Every line that contains the word "text" should be copied from the records below.

━━ RECORDS SHOWN

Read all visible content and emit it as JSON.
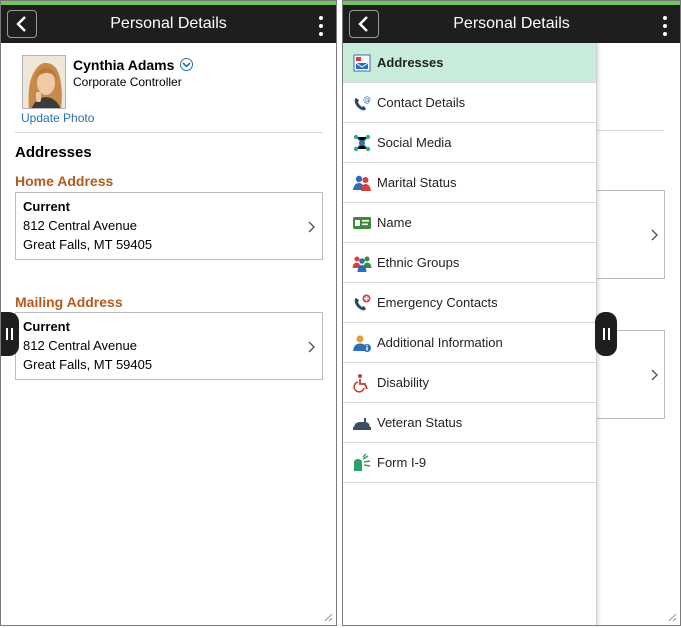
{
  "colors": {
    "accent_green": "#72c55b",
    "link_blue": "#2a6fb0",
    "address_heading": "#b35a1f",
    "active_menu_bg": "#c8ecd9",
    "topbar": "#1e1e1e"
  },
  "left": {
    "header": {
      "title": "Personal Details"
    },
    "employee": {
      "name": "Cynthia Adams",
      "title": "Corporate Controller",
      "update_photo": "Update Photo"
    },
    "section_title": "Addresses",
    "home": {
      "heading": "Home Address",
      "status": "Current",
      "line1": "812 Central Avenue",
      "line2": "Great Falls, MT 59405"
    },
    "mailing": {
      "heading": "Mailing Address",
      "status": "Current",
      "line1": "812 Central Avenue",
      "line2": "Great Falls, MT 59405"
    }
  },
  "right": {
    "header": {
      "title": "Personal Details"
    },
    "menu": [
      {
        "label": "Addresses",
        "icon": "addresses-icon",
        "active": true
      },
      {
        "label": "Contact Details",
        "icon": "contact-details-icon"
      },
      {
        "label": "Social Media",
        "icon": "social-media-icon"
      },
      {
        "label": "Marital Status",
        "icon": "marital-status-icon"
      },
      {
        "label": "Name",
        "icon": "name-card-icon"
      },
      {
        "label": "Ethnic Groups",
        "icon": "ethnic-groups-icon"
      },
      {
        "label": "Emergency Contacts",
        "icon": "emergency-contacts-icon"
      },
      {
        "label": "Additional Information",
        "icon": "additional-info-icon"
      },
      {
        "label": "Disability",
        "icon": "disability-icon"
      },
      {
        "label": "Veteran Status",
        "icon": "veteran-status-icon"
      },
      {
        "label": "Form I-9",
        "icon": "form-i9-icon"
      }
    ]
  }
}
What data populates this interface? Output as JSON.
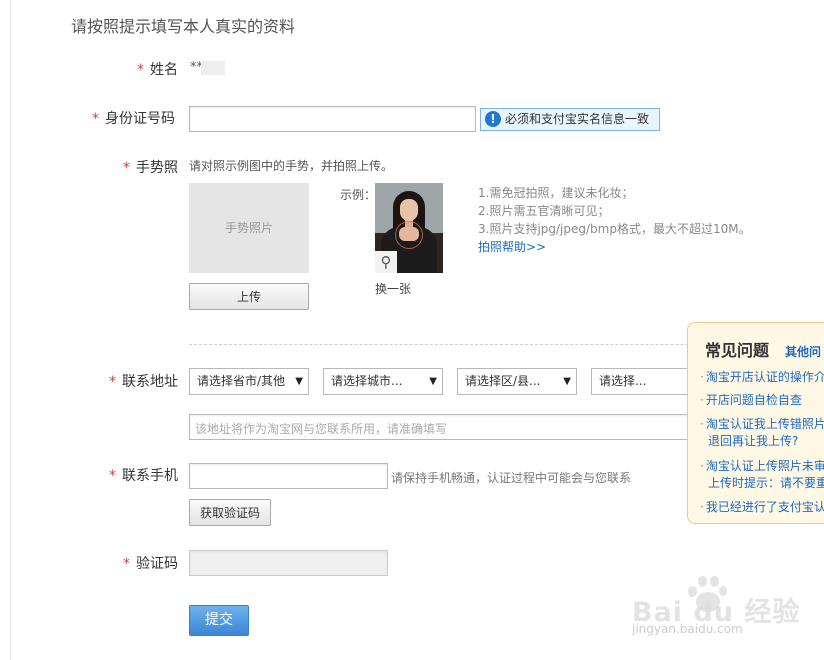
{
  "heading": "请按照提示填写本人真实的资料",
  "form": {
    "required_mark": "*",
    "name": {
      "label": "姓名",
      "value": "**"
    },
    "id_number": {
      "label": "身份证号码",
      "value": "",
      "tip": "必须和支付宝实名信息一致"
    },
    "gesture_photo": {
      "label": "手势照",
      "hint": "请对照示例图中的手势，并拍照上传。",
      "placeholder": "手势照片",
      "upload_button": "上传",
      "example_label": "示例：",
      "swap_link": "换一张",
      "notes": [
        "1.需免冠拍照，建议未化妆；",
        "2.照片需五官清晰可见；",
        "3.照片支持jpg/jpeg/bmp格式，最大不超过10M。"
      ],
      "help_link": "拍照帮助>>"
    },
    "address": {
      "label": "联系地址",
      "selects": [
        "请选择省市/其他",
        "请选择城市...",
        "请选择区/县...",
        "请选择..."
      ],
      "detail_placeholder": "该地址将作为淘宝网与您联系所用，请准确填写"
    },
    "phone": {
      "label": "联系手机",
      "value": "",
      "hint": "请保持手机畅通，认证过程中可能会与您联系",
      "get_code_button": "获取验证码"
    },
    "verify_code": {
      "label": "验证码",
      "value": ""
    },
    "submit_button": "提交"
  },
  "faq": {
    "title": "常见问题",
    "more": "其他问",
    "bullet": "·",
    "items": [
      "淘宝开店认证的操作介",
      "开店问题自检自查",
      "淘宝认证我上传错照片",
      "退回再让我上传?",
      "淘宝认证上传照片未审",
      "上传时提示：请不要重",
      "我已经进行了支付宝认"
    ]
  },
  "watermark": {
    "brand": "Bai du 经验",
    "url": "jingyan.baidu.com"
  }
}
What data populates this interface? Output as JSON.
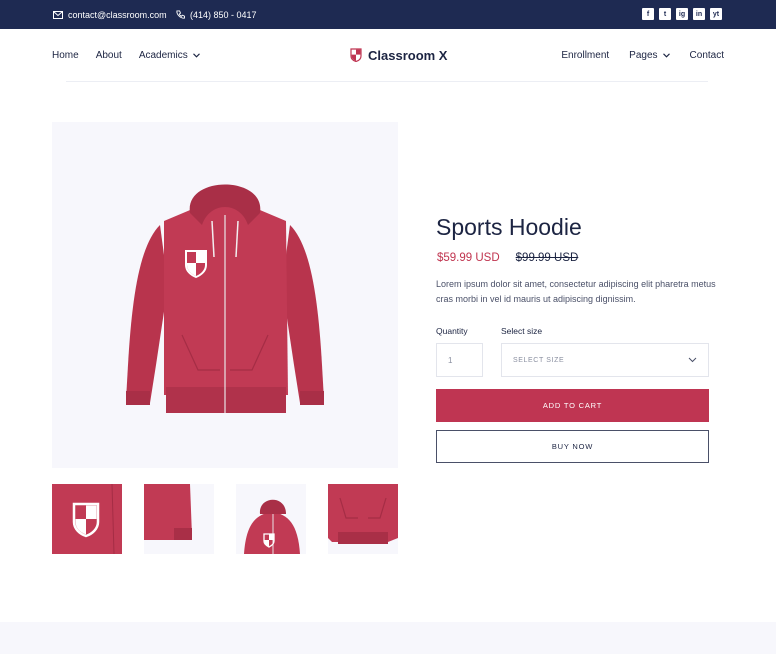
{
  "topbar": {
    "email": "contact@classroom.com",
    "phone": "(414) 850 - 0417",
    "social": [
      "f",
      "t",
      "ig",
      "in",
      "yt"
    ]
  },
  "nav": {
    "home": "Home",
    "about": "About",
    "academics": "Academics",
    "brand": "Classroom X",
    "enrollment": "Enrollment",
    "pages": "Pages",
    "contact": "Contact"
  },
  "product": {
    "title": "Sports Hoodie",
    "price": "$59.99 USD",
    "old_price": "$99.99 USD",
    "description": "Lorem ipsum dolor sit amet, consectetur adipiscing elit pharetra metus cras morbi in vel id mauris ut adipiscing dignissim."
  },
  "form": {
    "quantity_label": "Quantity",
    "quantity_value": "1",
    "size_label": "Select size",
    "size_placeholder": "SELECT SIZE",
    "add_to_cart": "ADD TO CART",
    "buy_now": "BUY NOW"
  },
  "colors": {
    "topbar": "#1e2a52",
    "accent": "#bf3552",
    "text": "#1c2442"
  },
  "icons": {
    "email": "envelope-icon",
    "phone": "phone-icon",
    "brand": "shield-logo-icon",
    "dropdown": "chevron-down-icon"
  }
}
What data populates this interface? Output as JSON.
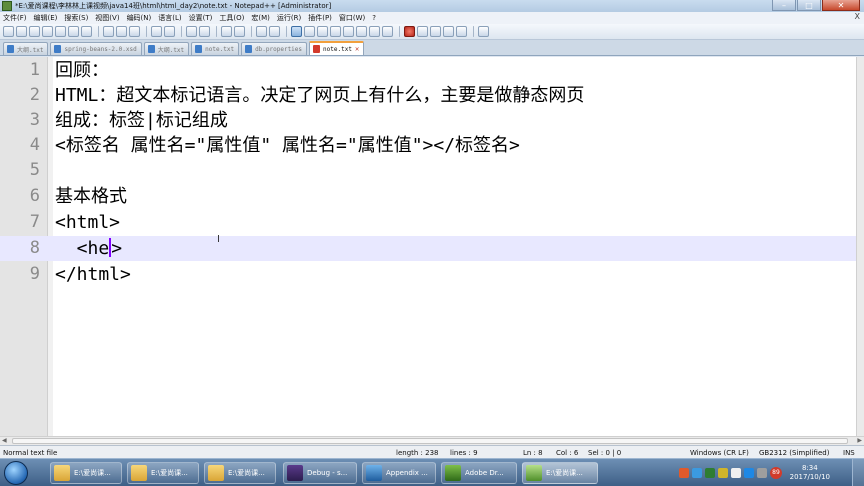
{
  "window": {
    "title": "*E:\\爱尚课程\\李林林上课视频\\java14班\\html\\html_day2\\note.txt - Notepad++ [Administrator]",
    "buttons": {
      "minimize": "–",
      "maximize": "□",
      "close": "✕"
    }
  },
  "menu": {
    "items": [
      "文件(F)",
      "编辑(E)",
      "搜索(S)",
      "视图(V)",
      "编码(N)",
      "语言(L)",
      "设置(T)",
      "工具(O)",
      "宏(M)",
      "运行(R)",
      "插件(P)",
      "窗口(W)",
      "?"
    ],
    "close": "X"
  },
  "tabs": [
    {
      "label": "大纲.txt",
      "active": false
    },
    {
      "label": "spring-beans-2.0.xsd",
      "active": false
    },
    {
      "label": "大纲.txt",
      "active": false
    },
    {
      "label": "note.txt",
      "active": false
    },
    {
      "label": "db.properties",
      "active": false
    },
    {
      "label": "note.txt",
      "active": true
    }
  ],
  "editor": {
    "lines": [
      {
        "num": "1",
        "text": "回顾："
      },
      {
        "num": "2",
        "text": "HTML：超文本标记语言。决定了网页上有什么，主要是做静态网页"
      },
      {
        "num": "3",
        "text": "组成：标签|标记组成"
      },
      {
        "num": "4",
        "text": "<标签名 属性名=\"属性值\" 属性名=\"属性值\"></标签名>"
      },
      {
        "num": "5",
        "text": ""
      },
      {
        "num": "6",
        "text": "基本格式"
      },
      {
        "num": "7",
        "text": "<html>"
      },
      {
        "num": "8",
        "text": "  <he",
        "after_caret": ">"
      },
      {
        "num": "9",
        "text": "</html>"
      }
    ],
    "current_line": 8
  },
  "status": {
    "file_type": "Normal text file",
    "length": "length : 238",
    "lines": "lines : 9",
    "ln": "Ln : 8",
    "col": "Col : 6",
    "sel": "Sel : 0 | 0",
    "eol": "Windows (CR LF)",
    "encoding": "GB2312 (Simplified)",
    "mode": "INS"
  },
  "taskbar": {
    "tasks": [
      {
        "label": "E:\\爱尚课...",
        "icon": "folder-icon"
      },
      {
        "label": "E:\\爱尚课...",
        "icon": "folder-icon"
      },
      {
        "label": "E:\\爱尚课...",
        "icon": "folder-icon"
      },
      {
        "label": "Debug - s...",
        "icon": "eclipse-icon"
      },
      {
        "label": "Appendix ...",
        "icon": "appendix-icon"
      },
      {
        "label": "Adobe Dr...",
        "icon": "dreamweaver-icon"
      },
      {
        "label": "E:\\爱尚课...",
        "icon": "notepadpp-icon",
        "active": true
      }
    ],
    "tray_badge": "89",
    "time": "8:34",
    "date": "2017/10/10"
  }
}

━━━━

OUTPUT OF THE TASK:
    "text": "#1c2442"
        "text": "回顾："
        "text": "HTML：超文本标记语言。决定了网页上有什么，主要是做静态网页"
        "text": "组成：标签|标记组成"
        "text": "<标签名 属性名=\"属性值\" 属性名=\"属性值\"></标签名>"
        "text": ""
        "text": "基本格式"
        "text": "<html>"
        "text": "  <he",
        "text": "</html>"
    "file_type": "Normal text file",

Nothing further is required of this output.